INFORMATION PROVIDED —
____________

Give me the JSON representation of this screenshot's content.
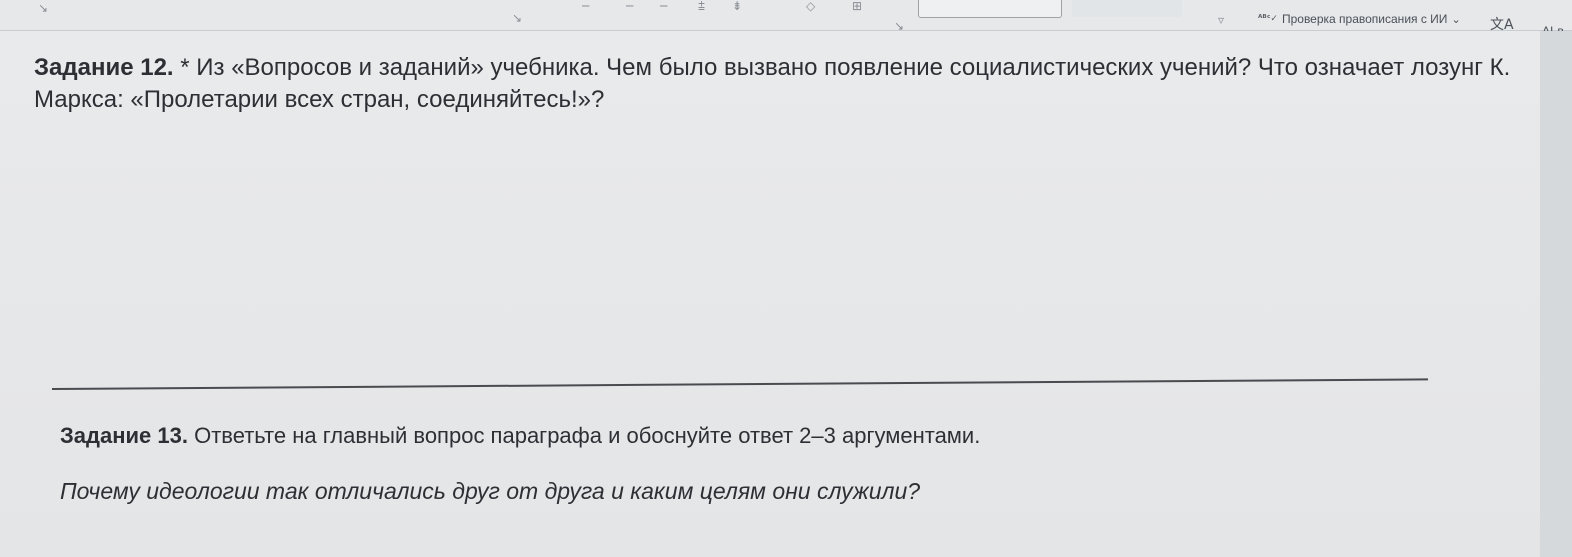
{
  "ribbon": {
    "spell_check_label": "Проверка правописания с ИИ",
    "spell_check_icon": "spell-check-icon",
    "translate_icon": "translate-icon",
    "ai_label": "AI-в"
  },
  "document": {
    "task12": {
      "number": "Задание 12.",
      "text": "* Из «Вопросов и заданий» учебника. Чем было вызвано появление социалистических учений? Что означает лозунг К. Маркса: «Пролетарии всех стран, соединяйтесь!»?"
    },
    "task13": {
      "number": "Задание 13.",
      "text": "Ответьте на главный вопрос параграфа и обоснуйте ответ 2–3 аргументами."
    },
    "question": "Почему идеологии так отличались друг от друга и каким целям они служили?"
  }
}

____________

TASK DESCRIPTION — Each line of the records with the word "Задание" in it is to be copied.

TASK SOLUTION —
      "number": "Задание 12.",
      "number": "Задание 13.",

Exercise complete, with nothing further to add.